__INSTRUCTIONS FOR THE TASK__
Search the data for the word "JSON" and copy each line that has it.

(Beginning of DATASET)

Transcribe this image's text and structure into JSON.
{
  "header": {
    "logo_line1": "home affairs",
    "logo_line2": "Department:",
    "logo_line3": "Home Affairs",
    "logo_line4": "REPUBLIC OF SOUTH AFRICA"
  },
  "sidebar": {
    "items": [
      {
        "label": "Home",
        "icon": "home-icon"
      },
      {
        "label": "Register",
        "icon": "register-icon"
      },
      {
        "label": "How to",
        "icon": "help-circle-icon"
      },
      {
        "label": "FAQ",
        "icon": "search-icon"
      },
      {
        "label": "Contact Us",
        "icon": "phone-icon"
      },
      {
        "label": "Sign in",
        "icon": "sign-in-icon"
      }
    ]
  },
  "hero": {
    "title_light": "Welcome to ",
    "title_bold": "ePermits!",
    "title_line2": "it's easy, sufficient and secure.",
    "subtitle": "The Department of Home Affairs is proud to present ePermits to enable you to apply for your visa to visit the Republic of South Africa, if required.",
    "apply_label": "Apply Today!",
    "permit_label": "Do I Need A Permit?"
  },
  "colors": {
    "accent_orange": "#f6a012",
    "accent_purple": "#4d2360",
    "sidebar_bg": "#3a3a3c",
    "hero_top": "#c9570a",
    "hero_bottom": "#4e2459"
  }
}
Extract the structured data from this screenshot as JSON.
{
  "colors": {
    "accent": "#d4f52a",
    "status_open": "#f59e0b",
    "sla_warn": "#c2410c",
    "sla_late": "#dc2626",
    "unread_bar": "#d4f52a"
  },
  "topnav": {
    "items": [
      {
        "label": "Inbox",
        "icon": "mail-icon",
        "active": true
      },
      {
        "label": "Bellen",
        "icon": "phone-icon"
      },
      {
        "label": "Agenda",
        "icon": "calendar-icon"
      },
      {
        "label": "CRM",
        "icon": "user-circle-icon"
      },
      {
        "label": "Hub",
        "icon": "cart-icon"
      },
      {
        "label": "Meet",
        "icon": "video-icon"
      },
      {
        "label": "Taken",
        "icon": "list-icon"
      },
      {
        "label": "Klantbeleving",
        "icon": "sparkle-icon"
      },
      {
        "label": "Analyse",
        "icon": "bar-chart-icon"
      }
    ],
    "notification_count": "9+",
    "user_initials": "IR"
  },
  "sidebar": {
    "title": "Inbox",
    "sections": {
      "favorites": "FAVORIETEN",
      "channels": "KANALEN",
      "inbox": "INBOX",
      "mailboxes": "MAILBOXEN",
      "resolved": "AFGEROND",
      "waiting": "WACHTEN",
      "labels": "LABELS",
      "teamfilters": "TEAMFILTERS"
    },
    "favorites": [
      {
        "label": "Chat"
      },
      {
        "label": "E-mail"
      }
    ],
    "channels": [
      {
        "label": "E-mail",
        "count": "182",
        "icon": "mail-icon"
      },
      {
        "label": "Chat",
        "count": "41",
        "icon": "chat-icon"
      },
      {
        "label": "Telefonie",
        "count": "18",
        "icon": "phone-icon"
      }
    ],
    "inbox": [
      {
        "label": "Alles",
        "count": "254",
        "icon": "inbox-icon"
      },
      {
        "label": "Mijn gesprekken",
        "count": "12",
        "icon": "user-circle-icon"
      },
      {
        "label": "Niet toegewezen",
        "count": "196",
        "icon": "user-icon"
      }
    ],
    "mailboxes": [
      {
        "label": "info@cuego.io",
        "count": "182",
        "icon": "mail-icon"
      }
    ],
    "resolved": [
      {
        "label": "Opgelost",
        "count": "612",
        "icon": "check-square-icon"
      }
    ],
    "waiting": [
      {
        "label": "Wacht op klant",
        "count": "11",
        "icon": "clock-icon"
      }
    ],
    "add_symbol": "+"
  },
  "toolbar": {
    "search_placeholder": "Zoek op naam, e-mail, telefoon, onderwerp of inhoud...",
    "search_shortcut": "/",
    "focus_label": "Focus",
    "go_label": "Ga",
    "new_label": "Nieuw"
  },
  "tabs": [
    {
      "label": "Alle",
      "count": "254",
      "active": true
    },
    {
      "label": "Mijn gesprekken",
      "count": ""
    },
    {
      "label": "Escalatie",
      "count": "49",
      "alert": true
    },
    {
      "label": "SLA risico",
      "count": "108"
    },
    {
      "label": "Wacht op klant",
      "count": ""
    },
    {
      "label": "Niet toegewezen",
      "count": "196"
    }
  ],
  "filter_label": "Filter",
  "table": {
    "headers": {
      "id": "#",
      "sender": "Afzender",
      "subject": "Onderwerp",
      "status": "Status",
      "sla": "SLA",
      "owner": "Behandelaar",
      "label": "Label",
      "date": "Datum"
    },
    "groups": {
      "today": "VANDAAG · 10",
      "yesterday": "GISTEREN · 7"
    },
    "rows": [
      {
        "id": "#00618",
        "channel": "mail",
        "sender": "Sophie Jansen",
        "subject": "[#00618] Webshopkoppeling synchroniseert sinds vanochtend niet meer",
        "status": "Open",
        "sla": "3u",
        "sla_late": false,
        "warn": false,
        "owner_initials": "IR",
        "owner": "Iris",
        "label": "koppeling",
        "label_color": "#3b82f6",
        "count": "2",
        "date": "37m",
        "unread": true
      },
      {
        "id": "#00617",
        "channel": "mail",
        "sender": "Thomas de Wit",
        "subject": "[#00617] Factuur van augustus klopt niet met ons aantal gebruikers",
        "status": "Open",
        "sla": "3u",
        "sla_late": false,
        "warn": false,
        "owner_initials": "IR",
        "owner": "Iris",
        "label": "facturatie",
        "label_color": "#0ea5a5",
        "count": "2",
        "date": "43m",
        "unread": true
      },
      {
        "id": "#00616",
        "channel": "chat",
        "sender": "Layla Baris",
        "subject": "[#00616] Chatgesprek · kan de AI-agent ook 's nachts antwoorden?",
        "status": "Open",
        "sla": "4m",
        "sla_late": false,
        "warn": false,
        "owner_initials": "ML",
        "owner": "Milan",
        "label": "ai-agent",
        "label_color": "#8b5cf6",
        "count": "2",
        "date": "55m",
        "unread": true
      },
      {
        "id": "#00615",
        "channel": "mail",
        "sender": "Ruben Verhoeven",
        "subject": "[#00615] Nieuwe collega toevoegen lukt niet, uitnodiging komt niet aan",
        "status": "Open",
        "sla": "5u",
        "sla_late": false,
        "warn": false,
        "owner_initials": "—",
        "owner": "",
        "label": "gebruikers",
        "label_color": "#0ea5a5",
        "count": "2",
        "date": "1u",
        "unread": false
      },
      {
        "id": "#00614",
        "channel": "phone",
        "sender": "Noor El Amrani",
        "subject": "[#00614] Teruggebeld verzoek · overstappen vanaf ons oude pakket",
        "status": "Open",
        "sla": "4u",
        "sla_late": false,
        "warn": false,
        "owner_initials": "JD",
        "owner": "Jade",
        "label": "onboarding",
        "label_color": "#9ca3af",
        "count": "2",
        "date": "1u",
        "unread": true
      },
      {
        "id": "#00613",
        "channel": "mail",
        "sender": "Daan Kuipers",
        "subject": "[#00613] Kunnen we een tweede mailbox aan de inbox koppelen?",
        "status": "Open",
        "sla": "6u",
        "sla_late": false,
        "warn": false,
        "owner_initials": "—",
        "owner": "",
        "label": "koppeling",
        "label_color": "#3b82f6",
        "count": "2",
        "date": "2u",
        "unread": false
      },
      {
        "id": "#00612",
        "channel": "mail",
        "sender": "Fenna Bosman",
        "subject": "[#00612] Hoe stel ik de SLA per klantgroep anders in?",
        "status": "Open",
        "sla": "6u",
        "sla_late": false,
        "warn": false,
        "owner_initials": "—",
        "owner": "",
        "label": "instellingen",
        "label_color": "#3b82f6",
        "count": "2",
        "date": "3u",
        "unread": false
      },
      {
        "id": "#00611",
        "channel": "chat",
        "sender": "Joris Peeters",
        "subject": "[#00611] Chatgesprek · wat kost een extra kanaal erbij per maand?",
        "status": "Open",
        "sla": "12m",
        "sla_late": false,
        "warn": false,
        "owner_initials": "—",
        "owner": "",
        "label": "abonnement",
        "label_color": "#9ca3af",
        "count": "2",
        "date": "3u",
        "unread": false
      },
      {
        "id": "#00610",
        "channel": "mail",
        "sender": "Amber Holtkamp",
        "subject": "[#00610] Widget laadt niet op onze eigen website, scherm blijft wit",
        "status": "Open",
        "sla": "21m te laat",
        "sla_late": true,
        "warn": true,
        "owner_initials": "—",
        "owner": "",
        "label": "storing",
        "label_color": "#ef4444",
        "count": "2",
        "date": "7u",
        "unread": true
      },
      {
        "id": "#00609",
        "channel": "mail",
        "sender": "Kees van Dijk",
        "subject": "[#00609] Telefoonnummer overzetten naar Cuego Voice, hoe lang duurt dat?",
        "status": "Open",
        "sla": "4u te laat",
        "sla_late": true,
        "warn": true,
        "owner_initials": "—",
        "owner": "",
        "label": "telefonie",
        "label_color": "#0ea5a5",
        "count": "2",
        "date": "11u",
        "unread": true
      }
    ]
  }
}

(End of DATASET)

__ANSWER AREA__
Transcribe this image's text and structure into JSON.
Extract the structured data from this screenshot as JSON.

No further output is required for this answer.